In the case of Stott v Hoddinott  7TC85 Stott was an architect conducting a practice based in Oldham in Lancashire. Although not making direct loans, Stott claimed that he had to assist the companies to whom he provided his professional services. He did this by investing in the companies concerned by buying shares. When the shares were realised (in part to fund share purchases in similar circumstances) he realised a loss, which he claimed as an allowable expense of his profession.
The Commissioners found that Stott was not a dealer in shares and that it was not a part of his profession to deal in shares and that the losses on sales by him of shares so taken up by him were a loss on capital.

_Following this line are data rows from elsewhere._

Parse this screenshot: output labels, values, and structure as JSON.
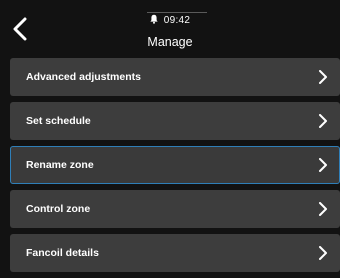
{
  "status": {
    "time": "09:42",
    "bell_icon": "bell-icon"
  },
  "header": {
    "title": "Manage",
    "back_icon": "chevron-left-icon"
  },
  "menu": {
    "items": [
      {
        "label": "Advanced adjustments",
        "selected": false
      },
      {
        "label": "Set schedule",
        "selected": false
      },
      {
        "label": "Rename zone",
        "selected": true
      },
      {
        "label": "Control zone",
        "selected": false
      },
      {
        "label": "Fancoil details",
        "selected": false
      }
    ]
  },
  "colors": {
    "background": "#121212",
    "item_background": "#3d3d3d",
    "selection_border": "#2f7fb8",
    "text": "#ffffff"
  }
}
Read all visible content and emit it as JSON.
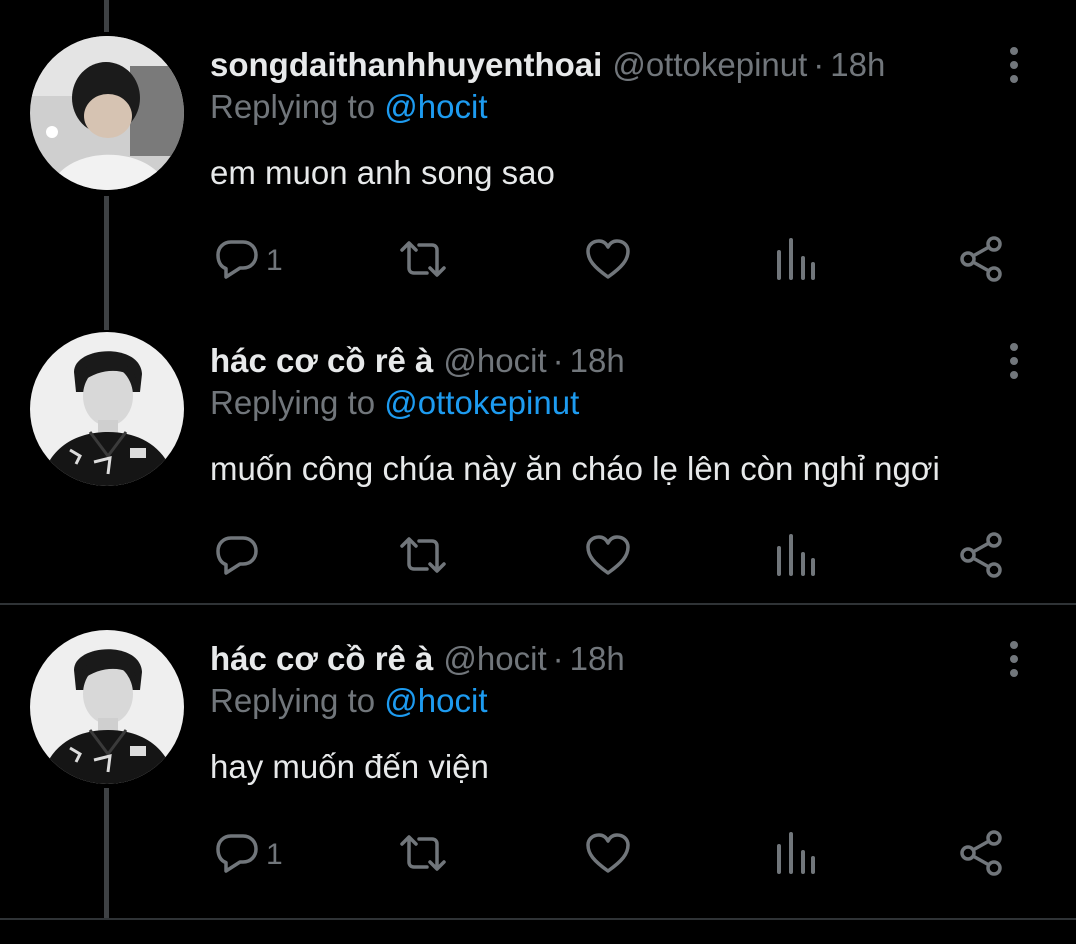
{
  "tweets": [
    {
      "display_name": "songdaithanhhuyenthoai",
      "handle": "@ottokepinut",
      "separator": "·",
      "time": "18h",
      "replying_prefix": "Replying to",
      "replying_to": "@hocit",
      "text": "em muon anh song sao",
      "reply_count": "1",
      "avatar_icon": "person-photo-light"
    },
    {
      "display_name": "hác cơ cồ rê à",
      "handle": "@hocit",
      "separator": "·",
      "time": "18h",
      "replying_prefix": "Replying to",
      "replying_to": "@ottokepinut",
      "text": "muốn công chúa này ăn cháo lẹ lên còn nghỉ ngơi",
      "reply_count": "",
      "avatar_icon": "person-photo-dark"
    },
    {
      "display_name": "hác cơ cồ rê à",
      "handle": "@hocit",
      "separator": "·",
      "time": "18h",
      "replying_prefix": "Replying to",
      "replying_to": "@hocit",
      "text": "hay muốn đến viện",
      "reply_count": "1",
      "avatar_icon": "person-photo-dark"
    }
  ],
  "icons": {
    "reply": "reply-icon",
    "retweet": "retweet-icon",
    "like": "heart-icon",
    "views": "views-icon",
    "share": "share-icon",
    "more": "more-vertical-icon"
  },
  "colors": {
    "background": "#000000",
    "primary_text": "#e7e9ea",
    "secondary_text": "#71767b",
    "mention": "#1d9bf0",
    "thread_line": "#3e4144",
    "divider": "#2f3336"
  }
}
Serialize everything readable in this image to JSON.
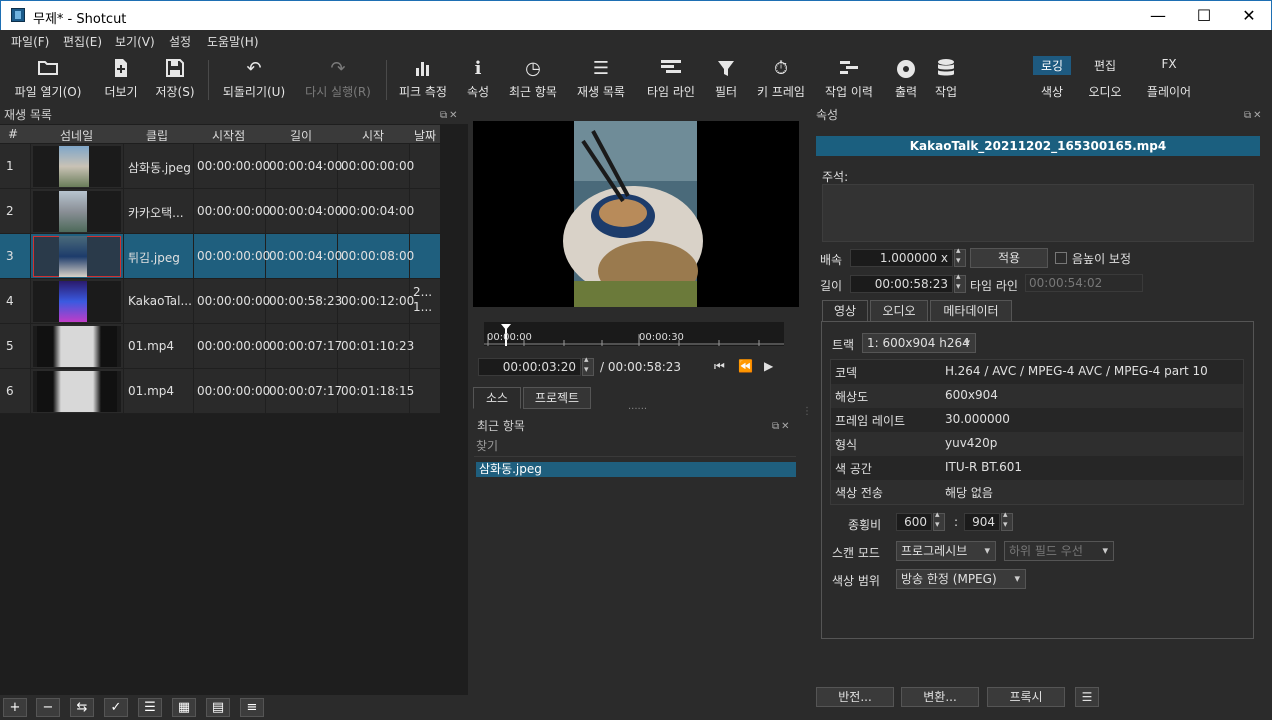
{
  "window": {
    "title": "무제* - Shotcut",
    "minimize": "—",
    "maximize": "☐",
    "close": "✕"
  },
  "menu": [
    "파일(F)",
    "편집(E)",
    "보기(V)",
    "설정",
    "도움말(H)"
  ],
  "toolbar": {
    "open_file": "파일 열기(O)",
    "more": "더보기",
    "save": "저장(S)",
    "undo": "되돌리기(U)",
    "redo": "다시 실행(R)",
    "peak_meter": "피크 측정",
    "properties": "속성",
    "recent": "최근 항목",
    "playlist": "재생 목록",
    "timeline": "타임 라인",
    "filters": "필터",
    "keyframes": "키 프레임",
    "history": "작업 이력",
    "export": "출력",
    "jobs": "작업"
  },
  "layouts": {
    "logging": "로깅",
    "editing": "편집",
    "fx": "FX",
    "color": "색상",
    "audio": "오디오",
    "player": "플레이어"
  },
  "playlist": {
    "title": "재생 목록",
    "columns": [
      "#",
      "섬네일",
      "클립",
      "시작점",
      "길이",
      "시작",
      "날짜"
    ],
    "rows": [
      {
        "num": "1",
        "clip": "삼화동.jpeg",
        "in": "00:00:00:00",
        "duration": "00:00:04:00",
        "start": "00:00:00:00",
        "date": ""
      },
      {
        "num": "2",
        "clip": "카카오택...",
        "in": "00:00:00:00",
        "duration": "00:00:04:00",
        "start": "00:00:04:00",
        "date": ""
      },
      {
        "num": "3",
        "clip": "튀김.jpeg",
        "in": "00:00:00:00",
        "duration": "00:00:04:00",
        "start": "00:00:08:00",
        "date": ""
      },
      {
        "num": "4",
        "clip": "KakaoTal...",
        "in": "00:00:00:00",
        "duration": "00:00:58:23",
        "start": "00:00:12:00",
        "date": "2...\n1..."
      },
      {
        "num": "5",
        "clip": "01.mp4",
        "in": "00:00:00:00",
        "duration": "00:00:07:17",
        "start": "00:01:10:23",
        "date": ""
      },
      {
        "num": "6",
        "clip": "01.mp4",
        "in": "00:00:00:00",
        "duration": "00:00:07:17",
        "start": "00:01:18:15",
        "date": ""
      }
    ],
    "selected_index": 2
  },
  "player": {
    "ruler_start": "00:00:00",
    "ruler_mid": "00:00:30",
    "position": "00:00:03:20",
    "duration": "/ 00:00:58:23",
    "tab_source": "소스",
    "tab_project": "프로젝트"
  },
  "recent": {
    "title": "최근 항목",
    "search_placeholder": "찾기",
    "items": [
      "삼화동.jpeg"
    ]
  },
  "properties": {
    "title": "속성",
    "file_name": "KakaoTalk_20211202_165300165.mp4",
    "comment_label": "주석:",
    "speed_label": "배속",
    "speed_value": "1.000000 x",
    "apply": "적용",
    "pitch_label": "음높이 보정",
    "duration_label": "길이",
    "duration_value": "00:00:58:23",
    "timeline_label": "타임 라인",
    "timeline_value": "00:00:54:02",
    "tabs": [
      "영상",
      "오디오",
      "메타데이터"
    ],
    "track_label": "트랙",
    "track_value": "1: 600x904 h264",
    "info": [
      {
        "k": "코덱",
        "v": "H.264 / AVC / MPEG-4 AVC / MPEG-4 part 10"
      },
      {
        "k": "해상도",
        "v": "600x904"
      },
      {
        "k": "프레임 레이트",
        "v": "30.000000"
      },
      {
        "k": "형식",
        "v": "yuv420p"
      },
      {
        "k": "색 공간",
        "v": "ITU-R BT.601"
      },
      {
        "k": "색상 전송",
        "v": "해당 없음"
      }
    ],
    "aspect_label": "종횡비",
    "aspect_w": "600",
    "aspect_sep": ":",
    "aspect_h": "904",
    "scan_label": "스캔 모드",
    "scan_value": "프로그레시브",
    "field_value": "하위 필드 우선",
    "color_range_label": "색상 범위",
    "color_range_value": "방송 한정 (MPEG)",
    "btn_reverse": "반전...",
    "btn_convert": "변환...",
    "btn_proxy": "프록시",
    "menu_icon": "☰"
  },
  "colors": {
    "accent": "#1f5f7e",
    "title_bar_file": "#1b5f7f"
  }
}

Atkin, J reminds us that what you have to do is to ascertain (in accordance with normal commercial principles except in so far as overridden by statute) the profits for the year. In relation to the profession of architect the purchase of shares in a customer represented an investment of capital. In order to secure work, Stott was obliged to make such investments but that did not prevent the investments from being just that, investments.
For those who do not have ready access to tax case volumes, the part of Atkin J’s judgement on which the above guidance is based is set out below, 7TC lower half of page 91 and the upper half of page 92:

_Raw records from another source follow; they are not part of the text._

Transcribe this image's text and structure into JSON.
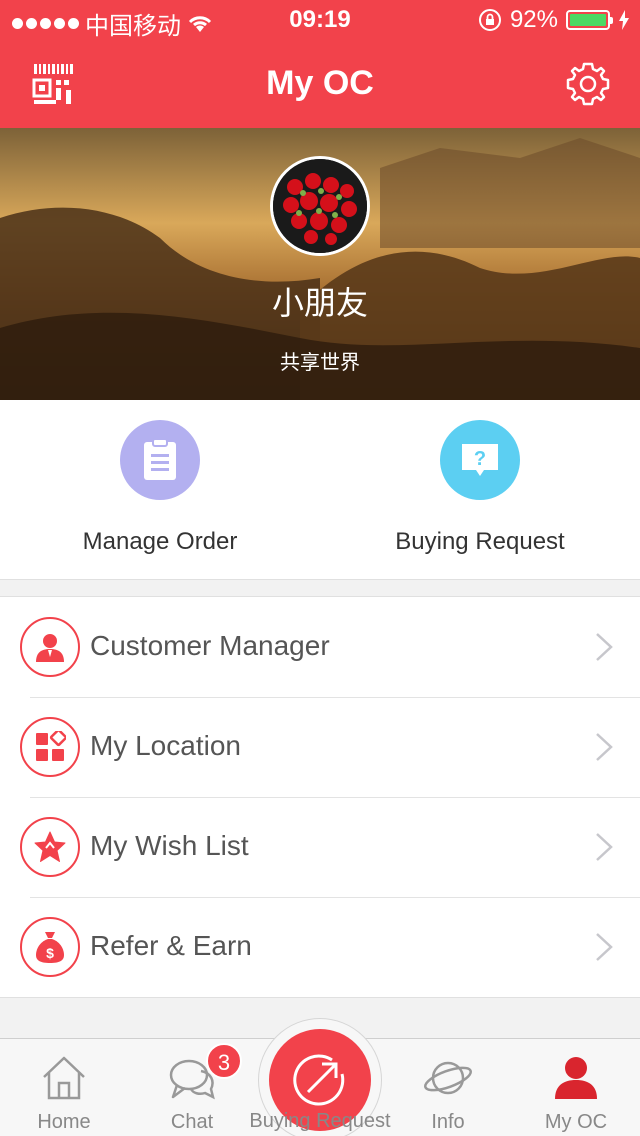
{
  "status": {
    "carrier": "中国移动",
    "time": "09:19",
    "battery": "92%",
    "battery_level": 0.92
  },
  "navbar": {
    "title": "My OC",
    "left_icon": "qr-scan-icon",
    "right_icon": "gear-icon"
  },
  "profile": {
    "name": "小朋友",
    "motto": "共享世界"
  },
  "quick_actions": [
    {
      "label": "Manage Order",
      "icon": "clipboard-icon",
      "color": "#b3b0f0"
    },
    {
      "label": "Buying Request",
      "icon": "question-bubble-icon",
      "color": "#5ccff2"
    }
  ],
  "menu": [
    {
      "label": "Customer Manager",
      "icon": "person-icon"
    },
    {
      "label": "My Location",
      "icon": "blocks-icon"
    },
    {
      "label": "My Wish List",
      "icon": "star-icon"
    },
    {
      "label": "Refer & Earn",
      "icon": "money-bag-icon"
    }
  ],
  "tabs": [
    {
      "label": "Home",
      "icon": "home-icon"
    },
    {
      "label": "Chat",
      "icon": "chat-icon",
      "badge": "3"
    },
    {
      "label": "Buying Request",
      "icon": "arrow-circle-icon"
    },
    {
      "label": "Info",
      "icon": "planet-icon"
    },
    {
      "label": "My OC",
      "icon": "person-icon"
    }
  ],
  "colors": {
    "accent": "#f2424b",
    "battery_green": "#4cd964"
  }
}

Now, it has to be remembered that what one is dealing with in this case is profits, and as if said in the last case, profits are to be ascertained according to ordinary commercial principles, except so far as you can find that those principles are modified or altered by the express words of the Statute, and applying the rules which are laid down in the Statute. I think it is quite plain that if, in fact that which has been done is an investment in the nature of capital, and that the loss that has been suffered is a loss in the nature of a capital loss, then such a loss could not properly be deducted when you are estimating the annual profits or gains for a particular year. In this case it appears to me that the Commissioners certainly have ample evidence before them upon which they could find that these losses were losses upon capital. They seem to have treated these payments for shares by Mr. Stott, as investments made by him from time to time in the Companies by whom he was employed. No doubt it was necessary for him to make such an investment if he was to secure the contracts. But that would not, in my view prevent the investments from being investments…

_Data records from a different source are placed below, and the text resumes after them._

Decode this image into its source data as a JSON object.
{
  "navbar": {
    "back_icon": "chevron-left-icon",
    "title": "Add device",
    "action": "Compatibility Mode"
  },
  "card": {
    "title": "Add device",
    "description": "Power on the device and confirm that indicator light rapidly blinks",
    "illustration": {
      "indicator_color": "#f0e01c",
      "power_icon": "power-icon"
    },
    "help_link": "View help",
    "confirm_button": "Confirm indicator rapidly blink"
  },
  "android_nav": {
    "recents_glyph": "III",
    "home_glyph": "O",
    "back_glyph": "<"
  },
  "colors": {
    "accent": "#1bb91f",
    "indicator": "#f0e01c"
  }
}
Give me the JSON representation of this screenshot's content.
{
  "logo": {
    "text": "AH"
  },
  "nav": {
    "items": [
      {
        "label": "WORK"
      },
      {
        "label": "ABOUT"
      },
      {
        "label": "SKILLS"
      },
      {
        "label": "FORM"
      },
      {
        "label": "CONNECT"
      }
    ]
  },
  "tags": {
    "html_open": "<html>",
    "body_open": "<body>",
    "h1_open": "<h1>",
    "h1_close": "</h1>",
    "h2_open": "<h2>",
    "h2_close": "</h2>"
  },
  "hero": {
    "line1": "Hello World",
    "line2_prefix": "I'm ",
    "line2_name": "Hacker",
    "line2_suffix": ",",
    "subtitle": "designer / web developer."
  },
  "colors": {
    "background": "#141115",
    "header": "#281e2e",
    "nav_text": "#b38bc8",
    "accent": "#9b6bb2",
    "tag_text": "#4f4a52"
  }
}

…I do not think it is necessary to discuss the further question which has been raised by Mr. Montgomery [Stott’s counsel], as to whether or not this was not money wholly or exclusively laid out for the purpose of the business or whether it was not, on the other hand, a loss of capital employed or intended to be employed as capital in such trade, manufacturing, adventure or concern except that I ought to say this: Mr Montgomery argued that if this was capital, it was not capital employed in such trade manufacture, adventure, or concern, and therefore did not come within the prohibition. I think there are two answers to that: one is that that does not deal with the first principle which I laid down, that you have to ascertain profits in accordance with the ordinary commercial sense; secondly, that as it seems to me, once you have a finding that it is capital, if you find that it is employed in such trade, manufacture, adventure or concern, which must be the alternative to its being actually employed in such trade, manufacture, adventure or concern, I should have thought a fortiori it could not be brought in in estimating the profits and gains of the particular business.